_Task directions_:
From the data that follows, copy every line with the string "icon".

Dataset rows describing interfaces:
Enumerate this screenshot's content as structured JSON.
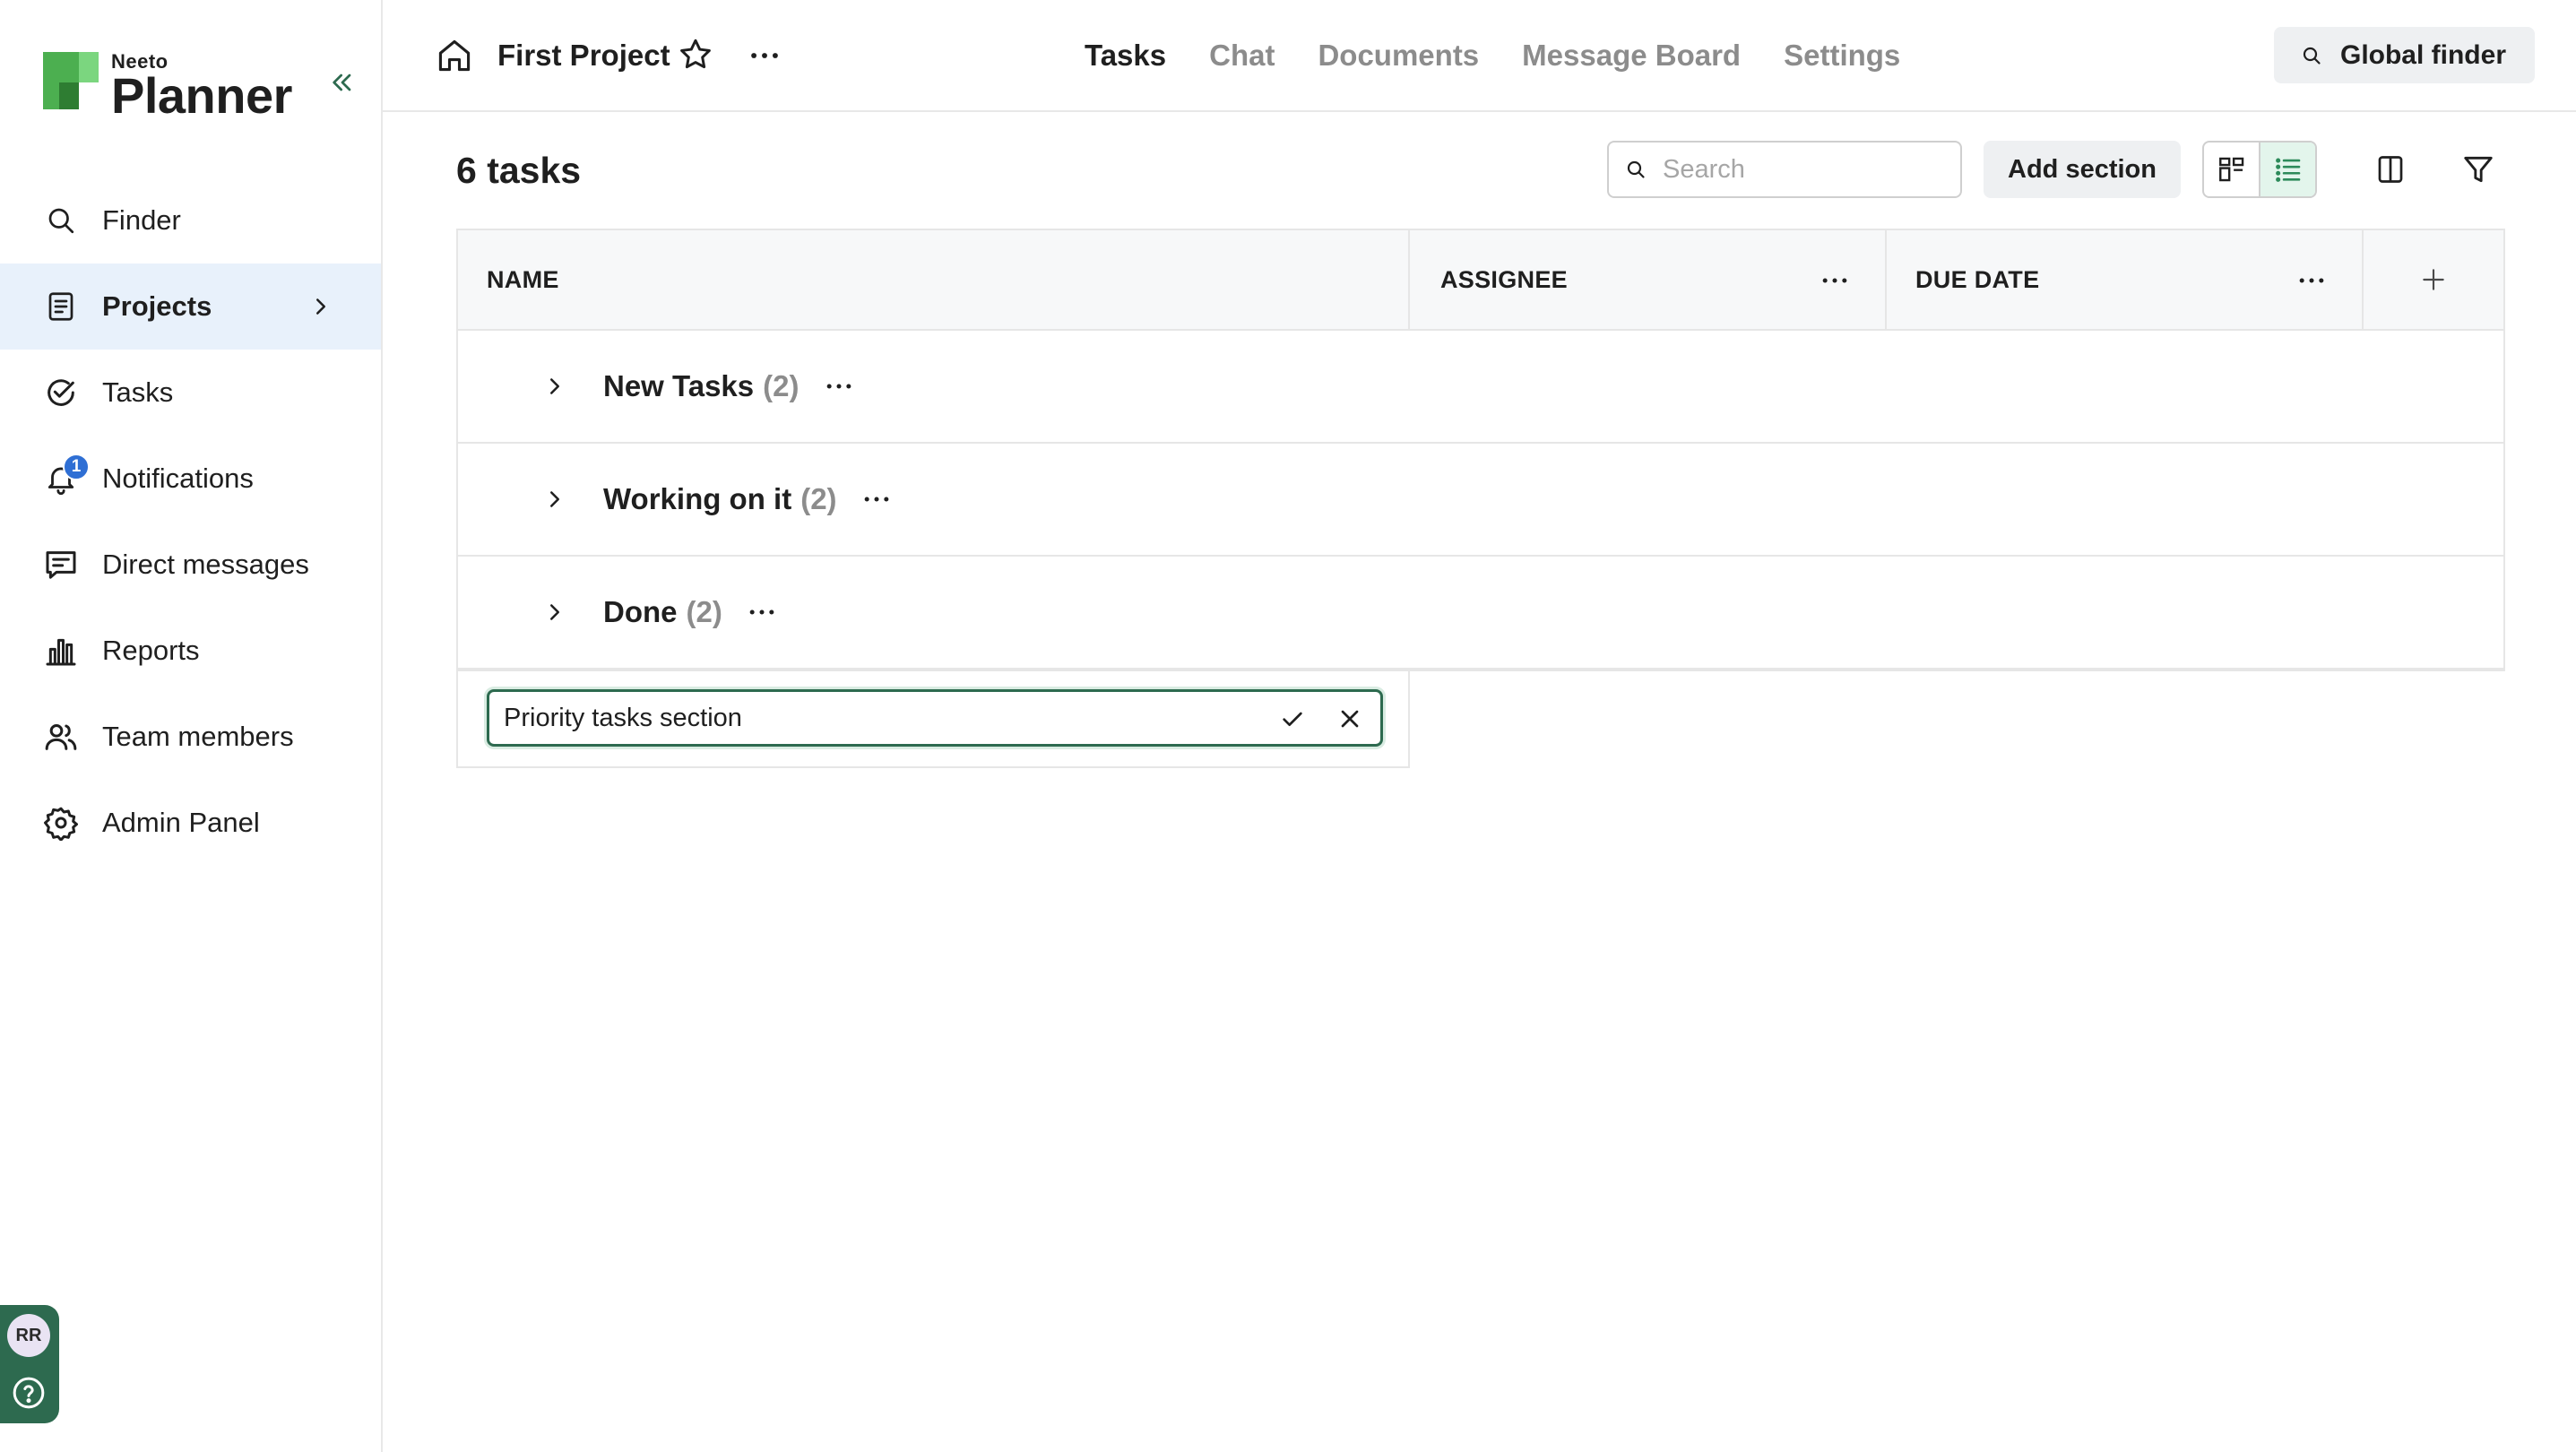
{
  "brand": {
    "small": "Neeto",
    "big": "Planner",
    "accent": "#4caf50"
  },
  "sidebar": {
    "items": [
      {
        "label": "Finder",
        "icon": "search-icon"
      },
      {
        "label": "Projects",
        "icon": "projects-icon",
        "active": true
      },
      {
        "label": "Tasks",
        "icon": "check-circle-icon"
      },
      {
        "label": "Notifications",
        "icon": "bell-icon",
        "badge": "1"
      },
      {
        "label": "Direct messages",
        "icon": "message-icon"
      },
      {
        "label": "Reports",
        "icon": "bar-chart-icon"
      },
      {
        "label": "Team members",
        "icon": "users-icon"
      },
      {
        "label": "Admin Panel",
        "icon": "gear-icon"
      }
    ],
    "user_initials": "RR"
  },
  "header": {
    "project_title": "First Project",
    "tabs": [
      {
        "label": "Tasks",
        "active": true
      },
      {
        "label": "Chat"
      },
      {
        "label": "Documents"
      },
      {
        "label": "Message Board"
      },
      {
        "label": "Settings"
      }
    ],
    "global_finder_label": "Global finder"
  },
  "toolbar": {
    "task_count": "6 tasks",
    "search_placeholder": "Search",
    "add_section_label": "Add section"
  },
  "table": {
    "columns": [
      "NAME",
      "ASSIGNEE",
      "DUE DATE"
    ],
    "sections": [
      {
        "name": "New Tasks",
        "count": "(2)"
      },
      {
        "name": "Working on it",
        "count": "(2)"
      },
      {
        "name": "Done",
        "count": "(2)"
      }
    ],
    "new_section_value": "Priority tasks section"
  }
}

_Completed task_:
        "icon": "search-icon"
        "icon": "projects-icon",
        "icon": "check-circle-icon"
        "icon": "bell-icon",
        "icon": "message-icon"
        "icon": "bar-chart-icon"
        "icon": "users-icon"
        "icon": "gear-icon"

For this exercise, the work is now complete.